Johan Cruyff has, almost certainly, had more influence on modern football tactics than anyone else. The Dutch system of total football - pioneered by Cruyff and Rinus Michels, his coach at Ajax in the late 60s and early 70s - remains the template from which modern Barcelona play and which many other sides aspire to.
Cruyff brought an evolved, modernised version of total football to Barcelona when he coached the club between 1988 and 1994. Until Pep Guardiola he was the most successful manager in the club’s history, winning four league titles in a row with the ‘Dream Team’. Before Cruyff arrived in 1988 Barcelona were not a major power in Spain. The club had lifted the Spanish title just twice since 1960 and were not producing world class players through their youth system.
The 3-4-3/4-3-3 formation that Cruyff introduced, involving short passing and high intensity pressing, reaped huge rewards and has become the blueprint for all teams at Barcelona. It was allied with an incredible playing squad, undoubtedly, but the influence of Cruyff’s thinking was never in doubt.
The unified youth system which has since then produced so many world class players, also began with Cruyff’s work.
Needless to say, the current Spain, Netherlands, Ajax and Barcelona teams (among many others) owe a huge debt to his work.
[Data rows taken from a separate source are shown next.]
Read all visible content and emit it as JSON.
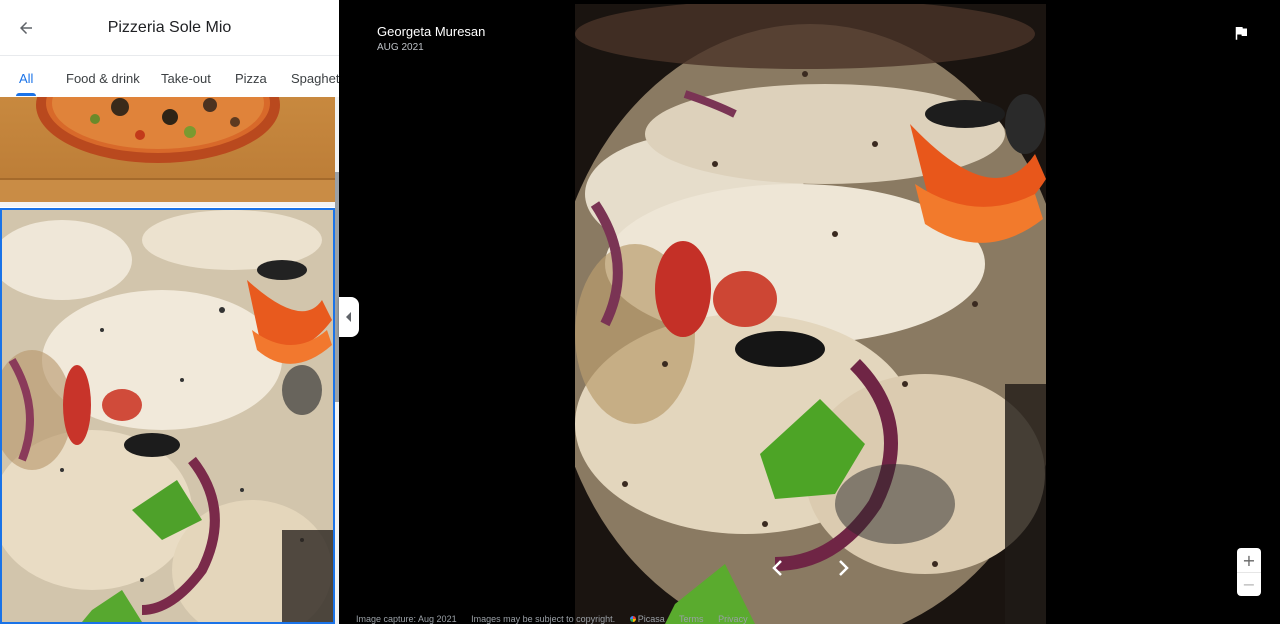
{
  "header": {
    "title": "Pizzeria Sole Mio"
  },
  "tabs": [
    {
      "label": "All",
      "active": true
    },
    {
      "label": "Food & drink",
      "active": false
    },
    {
      "label": "Take-out",
      "active": false
    },
    {
      "label": "Pizza",
      "active": false
    },
    {
      "label": "Spaghetti",
      "active": false
    }
  ],
  "viewer": {
    "author": "Georgeta Muresan",
    "date": "AUG 2021"
  },
  "footer": {
    "capture": "Image capture: Aug 2021",
    "copyright": "Images may be subject to copyright.",
    "brand": "Picasa",
    "terms": "Terms",
    "privacy": "Privacy"
  },
  "zoom": {
    "in": "+",
    "out": "−"
  },
  "colors": {
    "accent": "#1a73e8",
    "viewer_bg": "#000000"
  },
  "icons": [
    "arrow-back-icon",
    "flag-icon",
    "chevron-left-icon",
    "chevron-right-icon",
    "collapse-arrow-icon"
  ]
}
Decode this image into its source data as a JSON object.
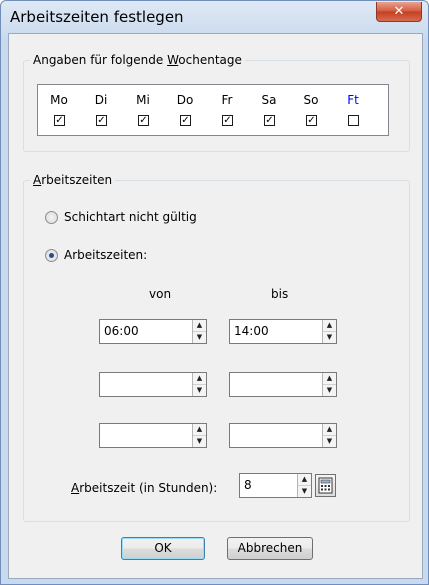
{
  "window": {
    "title": "Arbeitszeiten festlegen",
    "close_symbol": "✕"
  },
  "weekdays_group": {
    "label_before": "Angaben für folgende ",
    "label_underlined": "W",
    "label_after": "ochentage",
    "days": [
      {
        "label": "Mo",
        "checked": true,
        "color": "#000000"
      },
      {
        "label": "Di",
        "checked": true,
        "color": "#000000"
      },
      {
        "label": "Mi",
        "checked": true,
        "color": "#000000"
      },
      {
        "label": "Do",
        "checked": true,
        "color": "#000000"
      },
      {
        "label": "Fr",
        "checked": true,
        "color": "#000000"
      },
      {
        "label": "Sa",
        "checked": true,
        "color": "#000000"
      },
      {
        "label": "So",
        "checked": true,
        "color": "#000000"
      },
      {
        "label": "Ft",
        "checked": false,
        "color": "#0000ff"
      }
    ]
  },
  "worktime_group": {
    "label_underlined": "A",
    "label_after": "rbeitszeiten",
    "option_invalid": "Schichtart nicht gültig",
    "option_times": "Arbeitszeiten:",
    "selected_option": "Arbeitszeiten:",
    "col_from": "von",
    "col_to": "bis",
    "rows": [
      {
        "from": "06:00",
        "to": "14:00"
      },
      {
        "from": "",
        "to": ""
      },
      {
        "from": "",
        "to": ""
      }
    ],
    "hours_label_underlined": "A",
    "hours_label_after": "rbeitszeit (in Stunden):",
    "hours_value": "8"
  },
  "buttons": {
    "ok": "OK",
    "cancel": "Abbrechen"
  }
}
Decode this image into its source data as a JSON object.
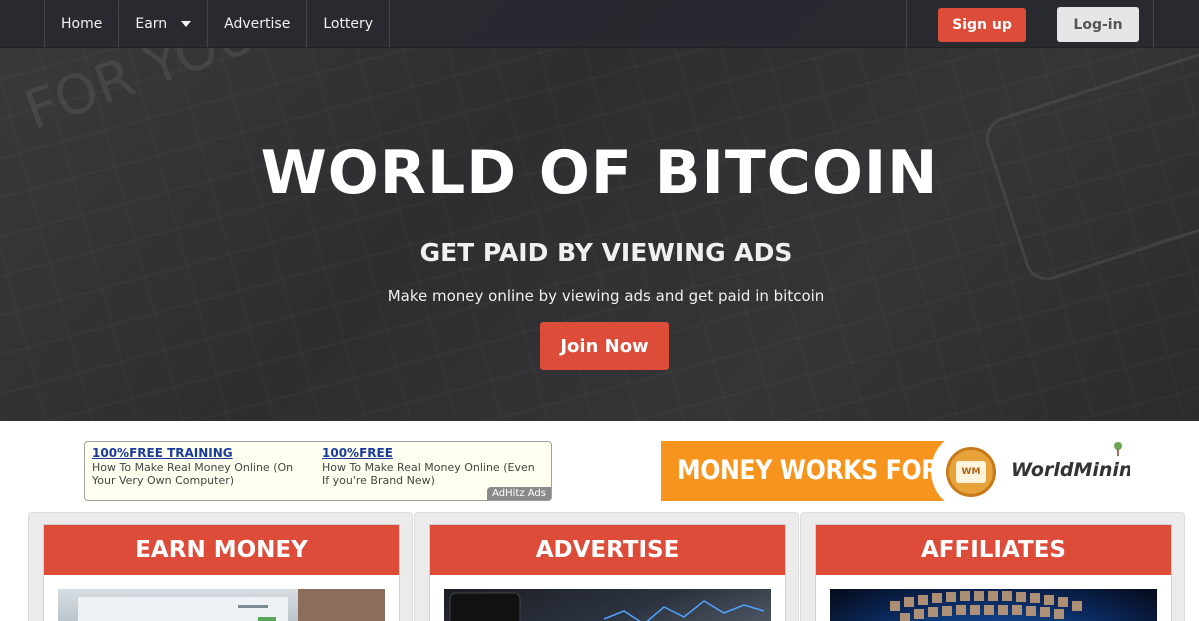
{
  "nav": {
    "items": [
      {
        "label": "Home"
      },
      {
        "label": "Earn"
      },
      {
        "label": "Advertise"
      },
      {
        "label": "Lottery"
      }
    ],
    "signup_label": "Sign up",
    "login_label": "Log-in"
  },
  "hero": {
    "title": "WORLD OF BITCOIN",
    "subtitle": "GET PAID BY VIEWING ADS",
    "description": "Make money online by viewing ads and get paid in bitcoin",
    "join_label": "Join Now",
    "deco_text": "FOR YOU"
  },
  "ads": {
    "text_ad": {
      "items": [
        {
          "title": "100%FREE TRAINING",
          "body": "How To Make Real Money Online (On Your Very Own Computer)"
        },
        {
          "title": "100%FREE",
          "body": "How To Make Real Money Online (Even If you're Brand New)"
        }
      ],
      "tag": "AdHitz Ads"
    },
    "banner": {
      "slogan": "MONEY WORKS FOR US",
      "seal": "WM",
      "brand": "WorldMining"
    }
  },
  "cards": [
    {
      "title": "EARN MONEY"
    },
    {
      "title": "ADVERTISE"
    },
    {
      "title": "AFFILIATES"
    }
  ],
  "colors": {
    "accent": "#dd4b39",
    "nav_bg": "#28282f",
    "banner_orange": "#f7941d",
    "ad_link": "#1a3b9c"
  }
}
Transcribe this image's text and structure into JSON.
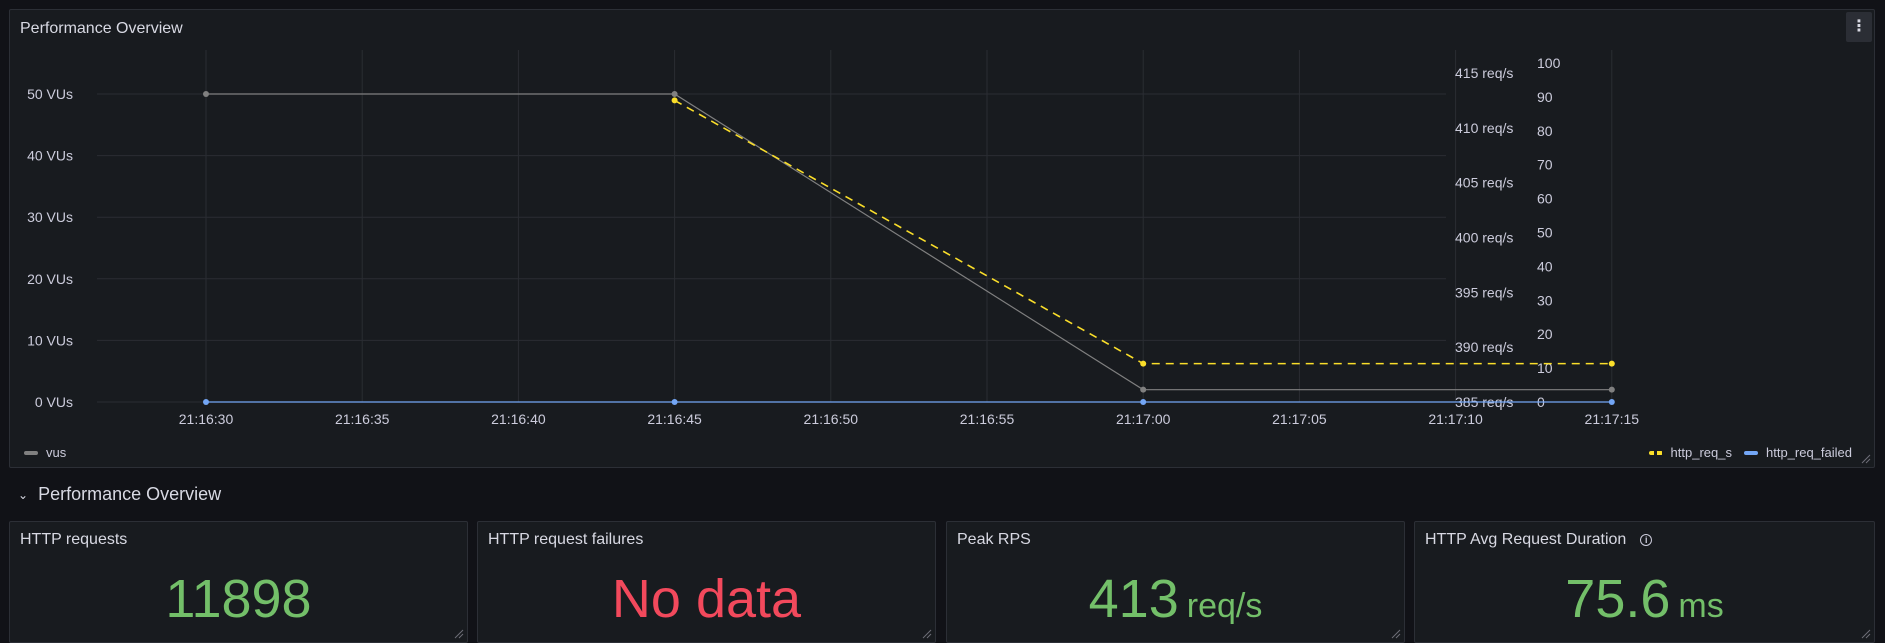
{
  "colors": {
    "vus": "#808080",
    "http_req_s": "#fade2a",
    "http_req_failed": "#73a6f5",
    "stat_green": "#73bf69",
    "stat_red": "#f2495c"
  },
  "top_panel": {
    "title": "Performance Overview",
    "menu_icon": "vertical-dots-icon"
  },
  "chart_data": {
    "type": "line",
    "x": [
      "21:16:30",
      "21:16:45",
      "21:17:00",
      "21:17:15"
    ],
    "x_ticks": [
      "21:16:30",
      "21:16:35",
      "21:16:40",
      "21:16:45",
      "21:16:50",
      "21:16:55",
      "21:17:00",
      "21:17:05",
      "21:17:10",
      "21:17:15"
    ],
    "y_left_ticks": [
      "0 VUs",
      "10 VUs",
      "20 VUs",
      "30 VUs",
      "40 VUs",
      "50 VUs"
    ],
    "y_left_range": [
      0,
      50
    ],
    "y_right1_ticks": [
      "385 req/s",
      "390 req/s",
      "395 req/s",
      "400 req/s",
      "405 req/s",
      "410 req/s",
      "415 req/s"
    ],
    "y_right1_range": [
      385,
      415
    ],
    "y_right2_ticks": [
      "0",
      "10",
      "20",
      "30",
      "40",
      "50",
      "60",
      "70",
      "80",
      "90",
      "100"
    ],
    "y_right2_range": [
      0,
      100
    ],
    "series": [
      {
        "name": "vus",
        "axis": "left",
        "values": [
          50,
          50,
          2,
          2
        ],
        "style": "solid"
      },
      {
        "name": "http_req_s",
        "axis": "right1",
        "values": [
          null,
          412.5,
          388.5,
          388.5
        ],
        "style": "dashed"
      },
      {
        "name": "http_req_failed",
        "axis": "right2",
        "values": [
          0,
          0,
          0,
          0
        ],
        "style": "solid"
      }
    ],
    "grid": true,
    "legend_left": [
      "vus"
    ],
    "legend_right": [
      "http_req_s",
      "http_req_failed"
    ]
  },
  "row": {
    "title": "Performance Overview",
    "chevron_icon": "chevron-down-icon"
  },
  "stats": [
    {
      "title": "HTTP requests",
      "value": "11898",
      "unit": "",
      "color": "#73bf69",
      "info": false
    },
    {
      "title": "HTTP request failures",
      "value": "No data",
      "unit": "",
      "color": "#f2495c",
      "info": false
    },
    {
      "title": "Peak RPS",
      "value": "413",
      "unit": "req/s",
      "color": "#73bf69",
      "info": true
    },
    {
      "title": "HTTP Avg Request Duration",
      "value": "75.6",
      "unit": "ms",
      "color": "#73bf69",
      "info": true
    }
  ]
}
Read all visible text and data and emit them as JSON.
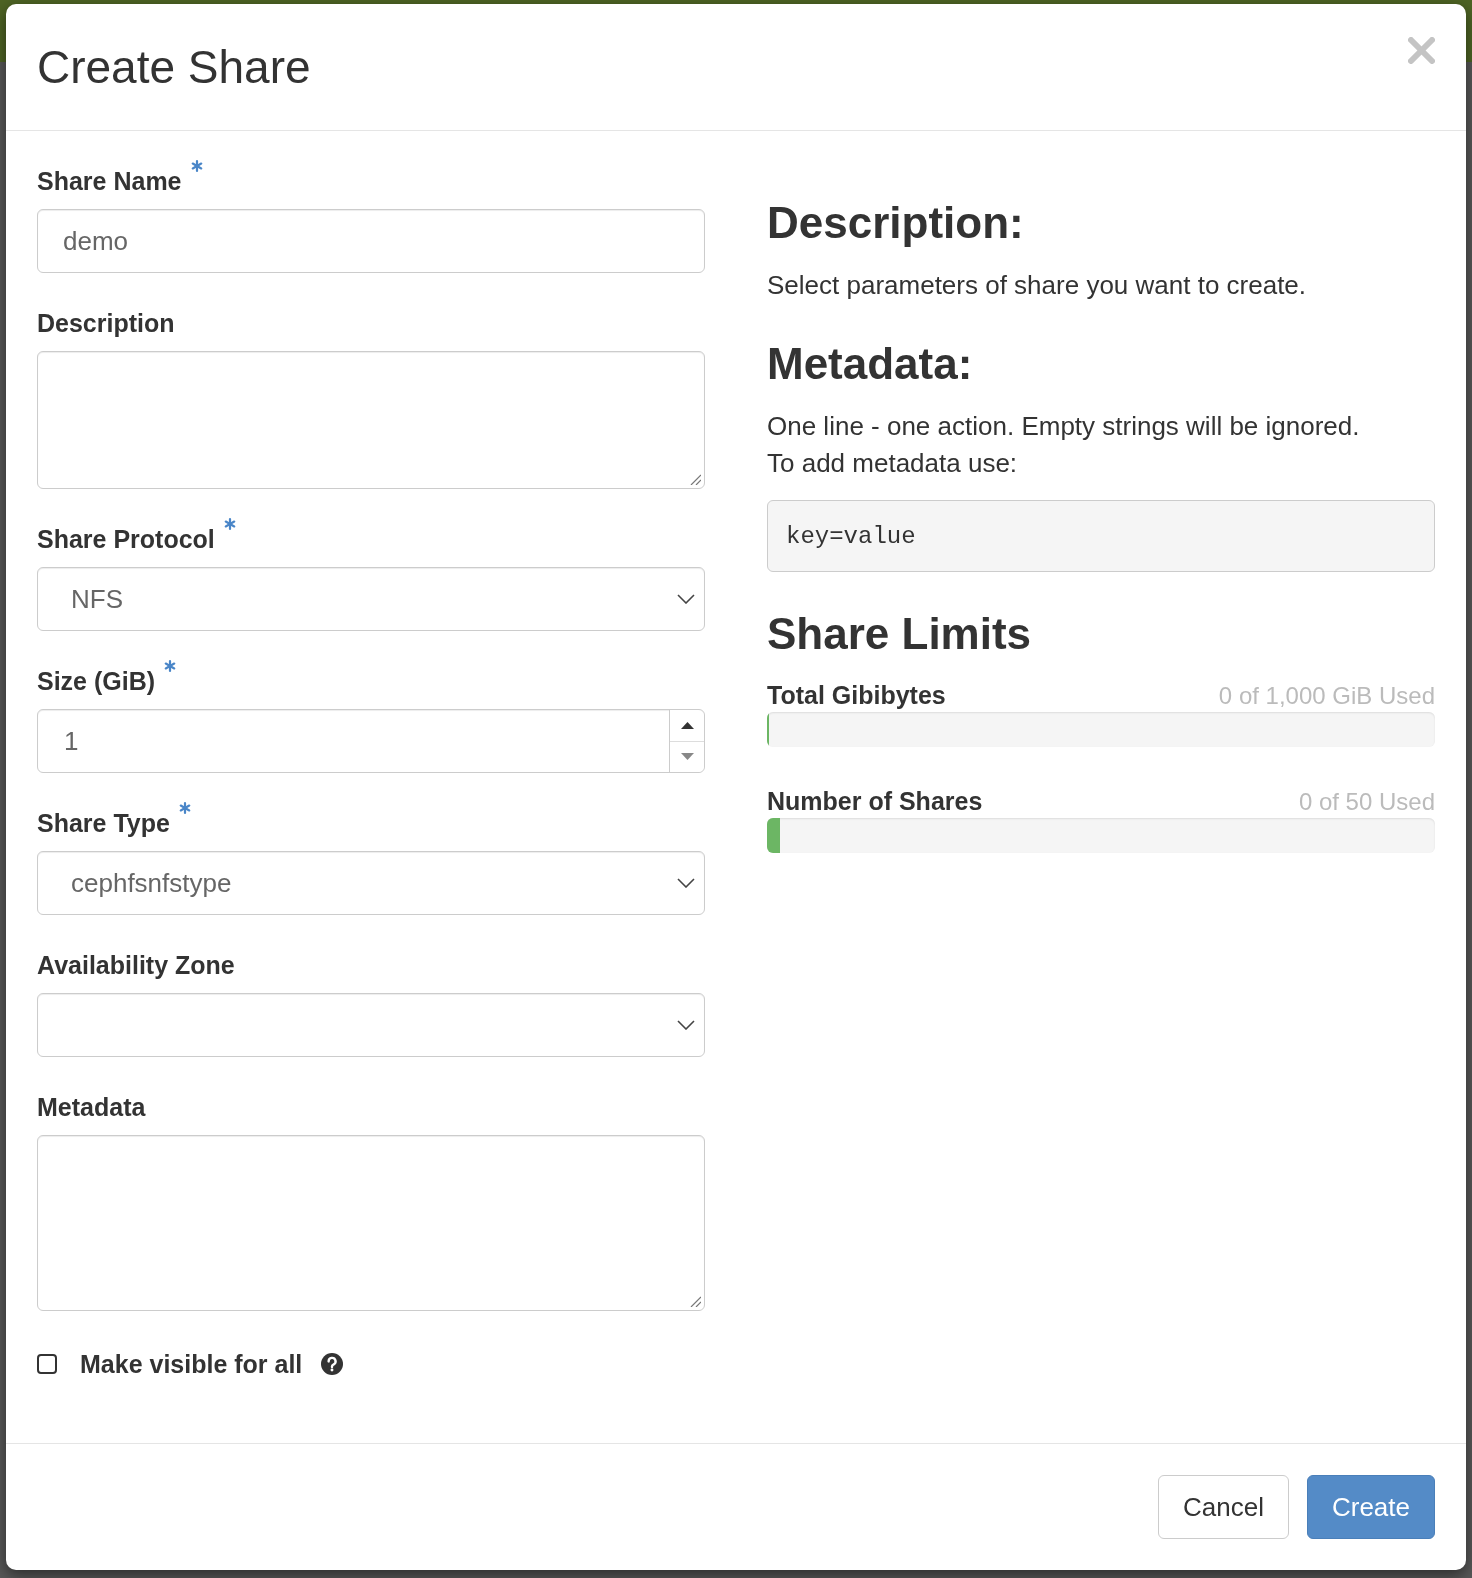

Almost the entire footballing structure in the Netherlands is based on the success of total football, in one way or another, while the famed tiki-taka of Barcelona and Spain has its roots firmly in the same base.
Such has been the lasting influence of Cruyff and his teachings on the game that the 2010 World Cup final, between his home nation of Holland and adopted nation of Spain, was called “The Cruyff Final” by Roberto Martinez.
In the video below Cruyff is giving a tactical lesson to some colleagues on a Dutch TV show and it makes for an interesting, if brief, insight into one of the greatest footballing minds of all time.